**Material provided:**
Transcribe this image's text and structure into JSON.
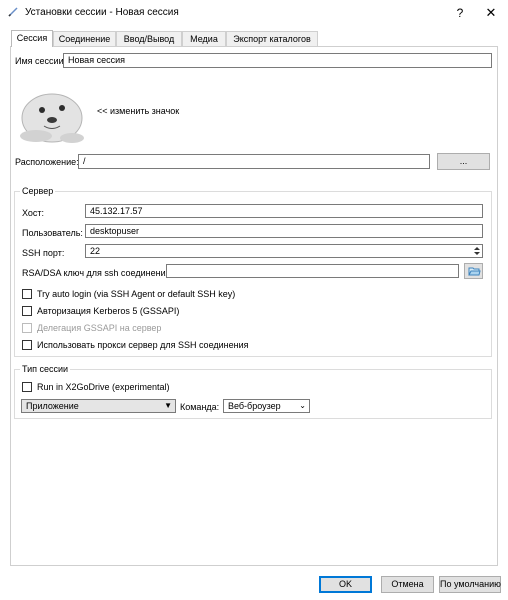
{
  "window": {
    "title": "Установки сессии - Новая сессия",
    "help_symbol": "?",
    "close_symbol": "✕"
  },
  "tabs": [
    {
      "label": "Сессия"
    },
    {
      "label": "Соединение"
    },
    {
      "label": "Ввод/Вывод"
    },
    {
      "label": "Медиа"
    },
    {
      "label": "Экспорт каталогов"
    }
  ],
  "session": {
    "name_label": "Имя сессии:",
    "name_value": "Новая сессия",
    "change_icon_label": "<< изменить значок",
    "location_label": "Расположение:",
    "location_value": "/",
    "browse_label": "..."
  },
  "server": {
    "group_title": "Сервер",
    "host_label": "Хост:",
    "host_value": "45.132.17.57",
    "user_label": "Пользователь:",
    "user_value": "desktopuser",
    "ssh_port_label": "SSH порт:",
    "ssh_port_value": "22",
    "key_label": "RSA/DSA ключ для ssh соединения:",
    "key_value": "",
    "auto_login_label": "Try auto login (via SSH Agent or default SSH key)",
    "kerberos_label": "Авторизация Kerberos 5 (GSSAPI)",
    "gssapi_label": "Делегация GSSAPI на сервер",
    "proxy_label": "Использовать прокси сервер для SSH соединения"
  },
  "session_type": {
    "group_title": "Тип сессии",
    "x2godrive_label": "Run in X2GoDrive (experimental)",
    "type_value": "Приложение",
    "command_label": "Команда:",
    "command_value": "Веб-броузер"
  },
  "footer": {
    "ok_label": "OK",
    "cancel_label": "Отмена",
    "default_label": "По умолчанию"
  },
  "icons": {
    "title": "pen-icon",
    "session": "seal-mascot-icon",
    "browse_key": "folder-open-icon",
    "dropdown": "chevron-down-icon",
    "spin": "spinner-arrows-icon"
  }
}
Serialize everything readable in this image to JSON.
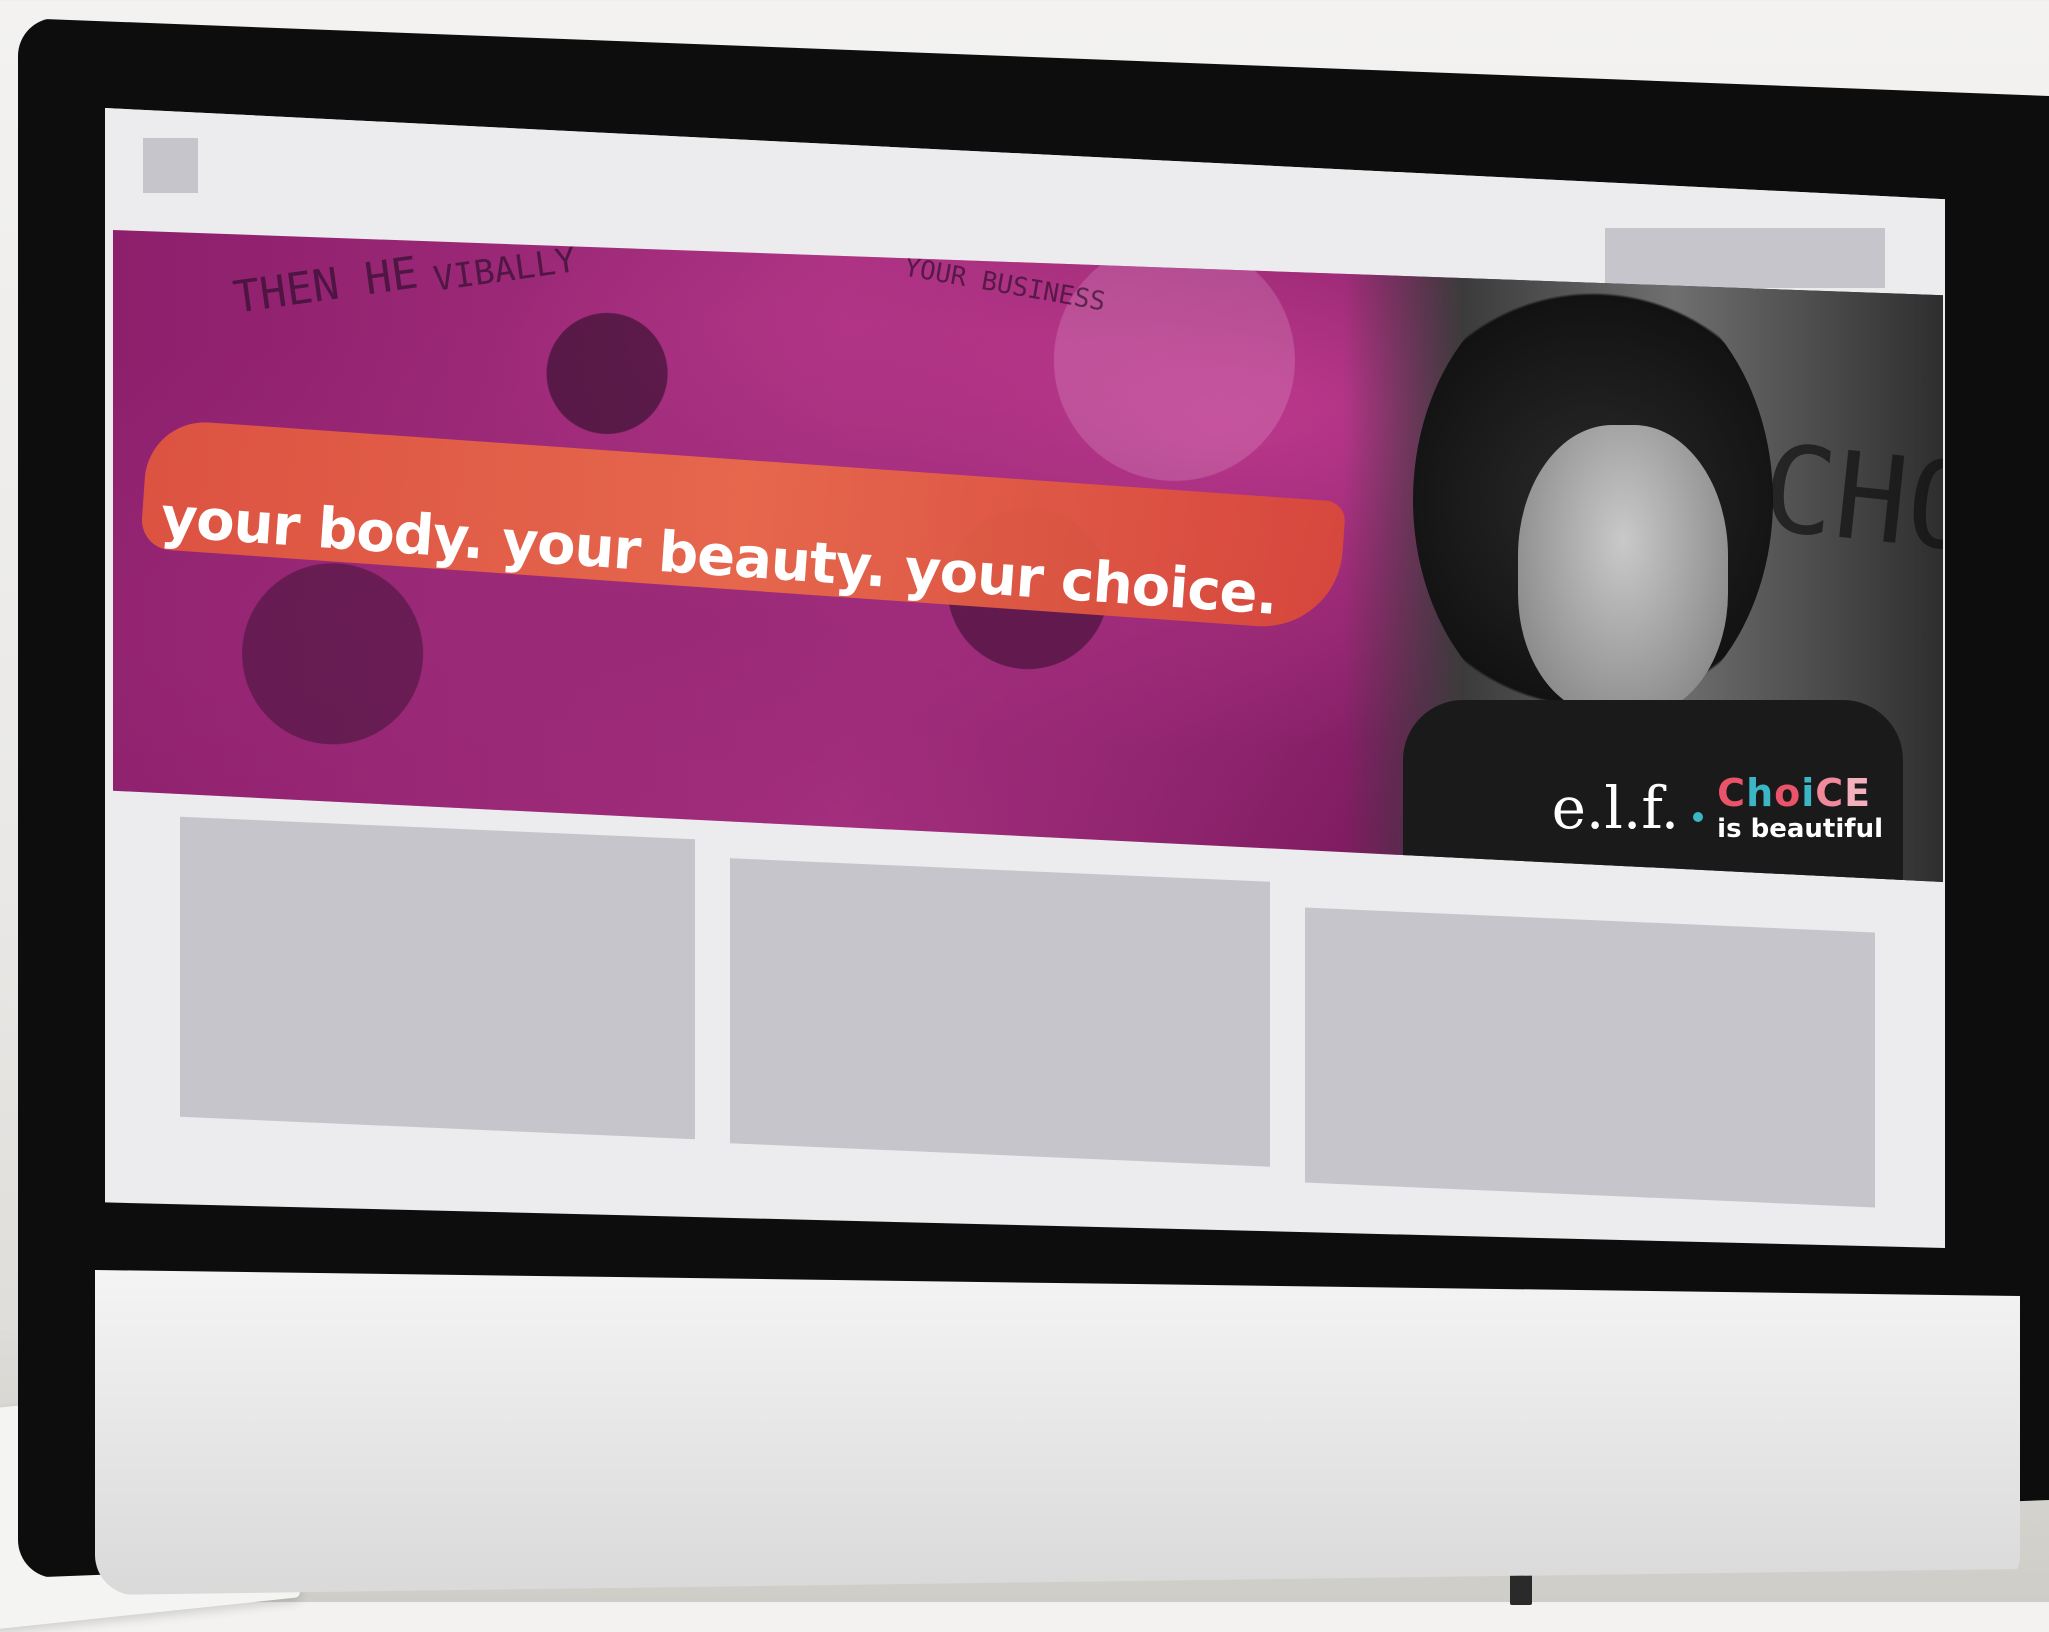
{
  "hero": {
    "tagline": "your body. your beauty. your choice.",
    "signs": [
      "THEN HE",
      "VIBALLY",
      "YOUR BUSINESS",
      "CHO"
    ],
    "brand": {
      "elf": "e.l.f.",
      "choice_letters": [
        "C",
        "h",
        "o",
        "i",
        "C",
        "E"
      ],
      "subline": "is beautiful"
    }
  },
  "colors": {
    "hero_magenta": "#9a2a78",
    "stroke_coral": "#e0553f",
    "accent_teal": "#3bb6c4",
    "accent_pink": "#e9546b",
    "placeholder_gray": "#c5c5cb"
  }
}
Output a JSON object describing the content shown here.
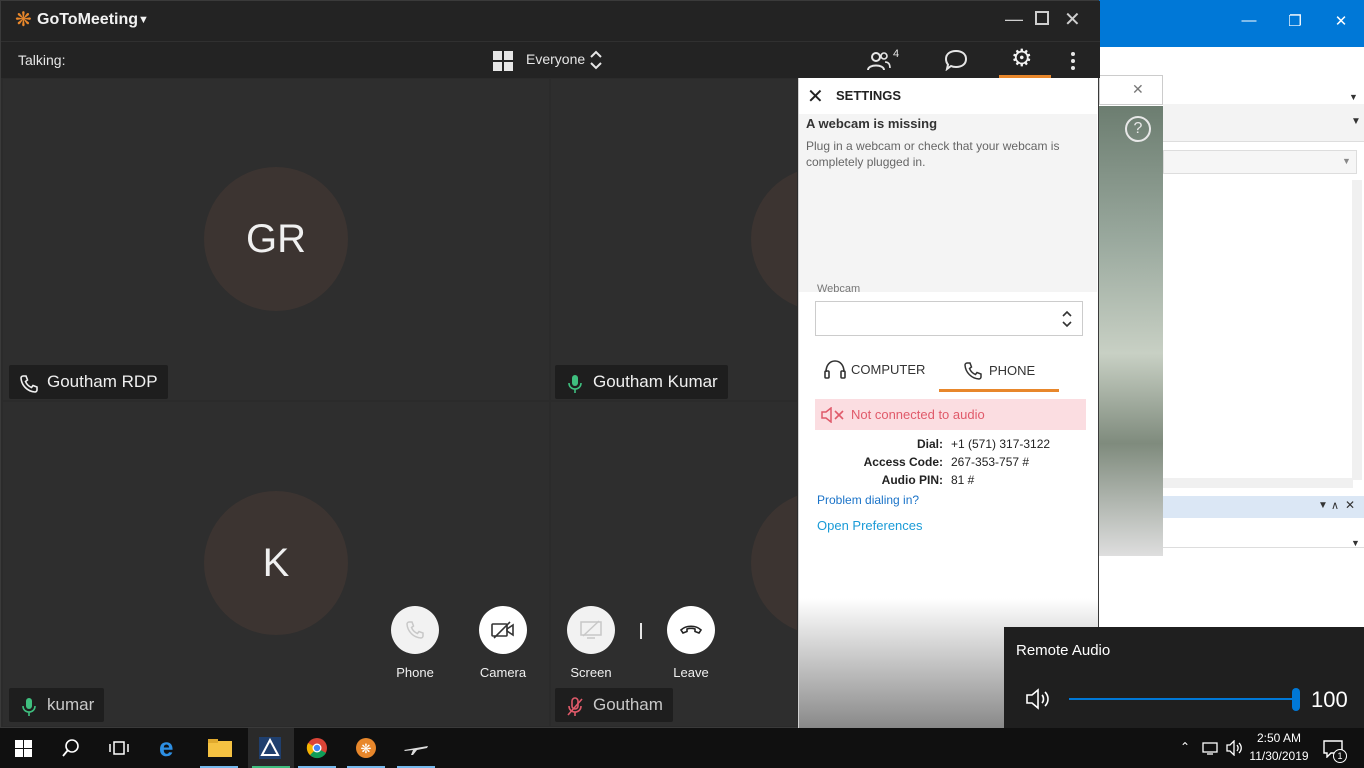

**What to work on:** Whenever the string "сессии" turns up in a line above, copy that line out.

**Response:**
    "title": "Установки сессии - Новая сессия",
    "name_label": "Имя сессии:",
    "group_title": "Тип сессии",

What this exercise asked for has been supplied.